Ohyo to gobo no misoshiru / miso soup with halibut and burdock root

This very simple combination of white-flesh fish and burdock root tastes so good in miso soup made with kobu-dashi kelp stock. The recipe originally is for tarajiru pollock soup, a regional specialty of Asahimachi at the east end of Toyama Prefecture.


Hoshi-kaibashira-iri chukagayu / Chinese rice porriage with dried scallops

This somewhat thick, flavorful rice porridge is tasty and gentle on the stomach. It also warms your body from the inside. Dried scallops give it a powerful boost.


Yasai sutokku / vegetable stock

Made without herbs, this is a versatile stock for Asian and other dishes. Add carrot ends and other firm vegetable trimmings as well as onion/shallots skins for additional flavor. The idea of first grinding key vegetables is adopted from a Japanese chef, Miyuki Igarashi, who specializes in Chinese dishes. 


Tom cooks 12. Nan (naan flatbread)

“What is that?”
I couldn’t help myself; the words just exploded from my mouth.

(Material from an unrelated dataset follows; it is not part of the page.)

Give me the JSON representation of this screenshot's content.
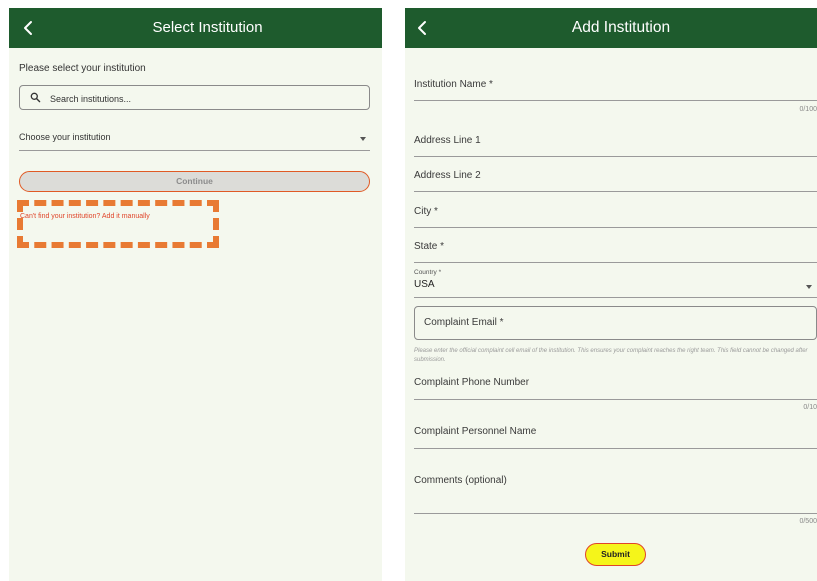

I had made too much naan dough the night before. Naan tastes best when just out of oven, so we decided to make the remaining portion when we finished up the leftover toor dal dish and palak paneer.
I fully trusted Tom, who has more experience baking bread, to flatten each ball and bake them.

Well, it did taste like naan.